▸ Activity: Each entry must appear in the answer exactly as given.

Collected data
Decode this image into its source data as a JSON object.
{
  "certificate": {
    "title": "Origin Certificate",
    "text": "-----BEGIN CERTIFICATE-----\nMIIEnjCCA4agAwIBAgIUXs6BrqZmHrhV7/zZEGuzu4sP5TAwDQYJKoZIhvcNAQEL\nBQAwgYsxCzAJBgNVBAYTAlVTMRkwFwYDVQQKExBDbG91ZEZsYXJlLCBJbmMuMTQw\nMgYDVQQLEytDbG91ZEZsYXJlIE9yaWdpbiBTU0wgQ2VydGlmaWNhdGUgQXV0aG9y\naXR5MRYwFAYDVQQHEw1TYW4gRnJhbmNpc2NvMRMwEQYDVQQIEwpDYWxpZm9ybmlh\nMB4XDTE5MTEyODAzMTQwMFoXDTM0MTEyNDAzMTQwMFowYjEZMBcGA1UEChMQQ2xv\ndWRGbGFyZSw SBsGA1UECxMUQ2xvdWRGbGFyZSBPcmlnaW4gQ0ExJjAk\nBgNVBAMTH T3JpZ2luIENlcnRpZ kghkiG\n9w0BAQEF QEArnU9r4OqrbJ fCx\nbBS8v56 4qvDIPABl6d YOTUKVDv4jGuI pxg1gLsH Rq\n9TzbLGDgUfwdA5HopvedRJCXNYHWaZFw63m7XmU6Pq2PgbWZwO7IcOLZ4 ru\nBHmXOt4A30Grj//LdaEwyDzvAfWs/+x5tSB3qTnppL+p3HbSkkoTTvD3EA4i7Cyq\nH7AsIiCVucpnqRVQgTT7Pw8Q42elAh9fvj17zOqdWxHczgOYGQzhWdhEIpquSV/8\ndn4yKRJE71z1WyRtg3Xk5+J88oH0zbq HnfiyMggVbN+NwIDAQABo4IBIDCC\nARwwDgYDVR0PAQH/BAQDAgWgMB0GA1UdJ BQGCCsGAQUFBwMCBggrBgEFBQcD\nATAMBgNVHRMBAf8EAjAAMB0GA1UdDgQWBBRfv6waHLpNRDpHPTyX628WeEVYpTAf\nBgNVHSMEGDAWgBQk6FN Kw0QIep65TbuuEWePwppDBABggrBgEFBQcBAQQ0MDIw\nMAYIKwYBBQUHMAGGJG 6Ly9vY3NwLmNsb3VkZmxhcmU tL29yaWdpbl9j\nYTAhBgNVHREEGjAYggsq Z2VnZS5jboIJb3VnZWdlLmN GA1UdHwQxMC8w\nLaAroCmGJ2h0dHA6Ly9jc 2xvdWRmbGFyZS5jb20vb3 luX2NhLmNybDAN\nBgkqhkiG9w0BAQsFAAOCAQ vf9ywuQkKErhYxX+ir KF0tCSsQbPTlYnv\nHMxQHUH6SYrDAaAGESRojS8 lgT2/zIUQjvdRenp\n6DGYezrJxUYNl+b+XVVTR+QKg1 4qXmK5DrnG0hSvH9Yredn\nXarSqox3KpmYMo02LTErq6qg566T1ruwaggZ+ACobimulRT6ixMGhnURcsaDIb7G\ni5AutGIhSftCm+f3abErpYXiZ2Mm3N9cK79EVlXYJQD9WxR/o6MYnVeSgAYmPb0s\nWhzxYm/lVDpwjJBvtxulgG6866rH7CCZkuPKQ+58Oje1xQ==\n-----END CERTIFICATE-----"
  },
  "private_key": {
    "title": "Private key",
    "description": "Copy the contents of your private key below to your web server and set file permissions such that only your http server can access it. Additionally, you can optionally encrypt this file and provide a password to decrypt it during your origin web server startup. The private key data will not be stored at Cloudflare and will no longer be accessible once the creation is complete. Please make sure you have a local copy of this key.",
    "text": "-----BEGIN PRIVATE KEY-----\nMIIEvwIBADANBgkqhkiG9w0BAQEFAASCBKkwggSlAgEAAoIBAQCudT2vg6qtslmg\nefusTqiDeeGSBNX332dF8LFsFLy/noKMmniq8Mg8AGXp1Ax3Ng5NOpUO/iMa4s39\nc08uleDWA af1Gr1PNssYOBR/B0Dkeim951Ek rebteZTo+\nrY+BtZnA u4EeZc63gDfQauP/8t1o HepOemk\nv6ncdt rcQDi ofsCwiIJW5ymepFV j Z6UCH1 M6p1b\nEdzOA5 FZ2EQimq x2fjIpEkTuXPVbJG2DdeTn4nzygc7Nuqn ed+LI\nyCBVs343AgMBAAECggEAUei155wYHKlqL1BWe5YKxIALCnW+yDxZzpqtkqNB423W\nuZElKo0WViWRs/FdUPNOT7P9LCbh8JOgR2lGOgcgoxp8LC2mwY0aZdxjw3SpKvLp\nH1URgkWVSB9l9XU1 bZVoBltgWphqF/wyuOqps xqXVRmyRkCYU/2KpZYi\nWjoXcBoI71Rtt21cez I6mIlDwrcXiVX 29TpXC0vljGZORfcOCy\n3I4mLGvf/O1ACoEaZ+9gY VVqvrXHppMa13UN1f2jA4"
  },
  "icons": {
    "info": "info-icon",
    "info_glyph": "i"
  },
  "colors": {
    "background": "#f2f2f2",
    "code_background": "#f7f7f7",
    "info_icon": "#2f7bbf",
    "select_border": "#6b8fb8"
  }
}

▸ Written response:
Decode this image into its source data as a JSON object.
{
  "certificate": {
    "title": "Origin Certificate",
    "text": "-----BEGIN CERTIFICATE-----\nMIIEnjCCA4agAwIBAgIUXs6BrqZmHrhV7/zZEGuzu4sP5TAwDQYJKoZIhvcNAQEL\nBQAwgYsxCzAJBgNVBAYTAlVTMRkwFwYDVQQKExBDbG91ZEZsYXJlLCBJbmMuMTQw\nMgYDVQQLEytDbG91ZEZsYXJlIE9yaWdpbiBTU0wgQ2VydGlmaWNhdGUgQXV0aG9y\naXR5MRYwFAYDVQQHEw1TYW4gRnJhbmNpc2NvMRMwEQYDVQQIEwpDYWxpZm9ybmlh\nMB4XDTE5MTEyODAzMTQwMFoXDTM0MTEyNDAzMTQwMFowYjEZMBcGA1UEChMQQ2xv\ndWRGbGFyZSw SBsGA1UECxMUQ2xvdWRGbGFyZSBPcmlnaW4gQ0ExJjAk\nBgNVBAMTH T3JpZ2luIENlcnRpZ kghkiG\n9w0BAQEF QEArnU9r4OqrbJ fCx\nbBS8v56 4qvDIPABl6d YOTUKVDv4jGuI pxg1gLsH Rq\n9TzbLGDgUfwdA5HopvedRJCXNYHWaZFw63m7XmU6Pq2PgbWZwO7IcOLZ4 ru\nBHmXOt4A30Grj//LdaEwyDzvAfWs/+x5tSB3qTnppL+p3HbSkkoTTvD3EA4i7Cyq\nH7AsIiCVucpnqRVQgTT7Pw8Q42elAh9fvj17zOqdWxHczgOYGQzhWdhEIpquSV/8\ndn4yKRJE71z1WyRtg3Xk5+J88oH0zbq HnfiyMggVbN+NwIDAQABo4IBIDCC\nARwwDgYDVR0PAQH/BAQDAgWgMB0GA1UdJ BQGCCsGAQUFBwMCBggrBgEFBQcD\nATAMBgNVHRMBAf8EAjAAMB0GA1UdDgQWBBRfv6waHLpNRDpHPTyX628WeEVYpTAf\nBgNVHSMEGDAWgBQk6FN Kw0QIep65TbuuEWePwppDBABggrBgEFBQcBAQQ0MDIw\nMAYIKwYBBQUHMAGGJG 6Ly9vY3NwLmNsb3VkZmxhcmU tL29yaWdpbl9j\nYTAhBgNVHREEGjAYggsq Z2VnZS5jboIJb3VnZWdlLmN GA1UdHwQxMC8w\nLaAroCmGJ2h0dHA6Ly9jc 2xvdWRmbGFyZS5jb20vb3 luX2NhLmNybDAN\nBgkqhkiG9w0BAQsFAAOCAQ vf9ywuQkKErhYxX+ir KF0tCSsQbPTlYnv\nHMxQHUH6SYrDAaAGESRojS8 lgT2/zIUQjvdRenp\n6DGYezrJxUYNl+b+XVVTR+QKg1 4qXmK5DrnG0hSvH9Yredn\nXarSqox3KpmYMo02LTErq6qg566T1ruwaggZ+ACobimulRT6ixMGhnURcsaDIb7G\ni5AutGIhSftCm+f3abErpYXiZ2Mm3N9cK79EVlXYJQD9WxR/o6MYnVeSgAYmPb0s\nWhzxYm/lVDpwjJBvtxulgG6866rH7CCZkuPKQ+58Oje1xQ==\n-----END CERTIFICATE-----"
  },
  "private_key": {
    "title": "Private key",
    "description": "Copy the contents of your private key below to your web server and set file permissions such that only your http server can access it. Additionally, you can optionally encrypt this file and provide a password to decrypt it during your origin web server startup. The private key data will not be stored at Cloudflare and will no longer be accessible once the creation is complete. Please make sure you have a local copy of this key.",
    "text": "-----BEGIN PRIVATE KEY-----\nMIIEvwIBADANBgkqhkiG9w0BAQEFAASCBKkwggSlAgEAAoIBAQCudT2vg6qtslmg\nefusTqiDeeGSBNX332dF8LFsFLy/noKMmniq8Mg8AGXp1Ax3Ng5NOpUO/iMa4s39\nc08uleDWA af1Gr1PNssYOBR/B0Dkeim951Ek rebteZTo+\nrY+BtZnA u4EeZc63gDfQauP/8t1o HepOemk\nv6ncdt rcQDi ofsCwiIJW5ymepFV j Z6UCH1 M6p1b\nEdzOA5 FZ2EQimq x2fjIpEkTuXPVbJG2DdeTn4nzygc7Nuqn ed+LI\nyCBVs343AgMBAAECggEAUei155wYHKlqL1BWe5YKxIALCnW+yDxZzpqtkqNB423W\nuZElKo0WViWRs/FdUPNOT7P9LCbh8JOgR2lGOgcgoxp8LC2mwY0aZdxjw3SpKvLp\nH1URgkWVSB9l9XU1 bZVoBltgWphqF/wyuOqps xqXVRmyRkCYU/2KpZYi\nWjoXcBoI71Rtt21cez I6mIlDwrcXiVX 29TpXC0vljGZORfcOCy\n3I4mLGvf/O1ACoEaZ+9gY VVqvrXHppMa13UN1f2jA4"
  },
  "icons": {
    "info": "info-icon",
    "info_glyph": "i"
  },
  "colors": {
    "background": "#f2f2f2",
    "code_background": "#f7f7f7",
    "info_icon": "#2f7bbf",
    "select_border": "#6b8fb8"
  }
}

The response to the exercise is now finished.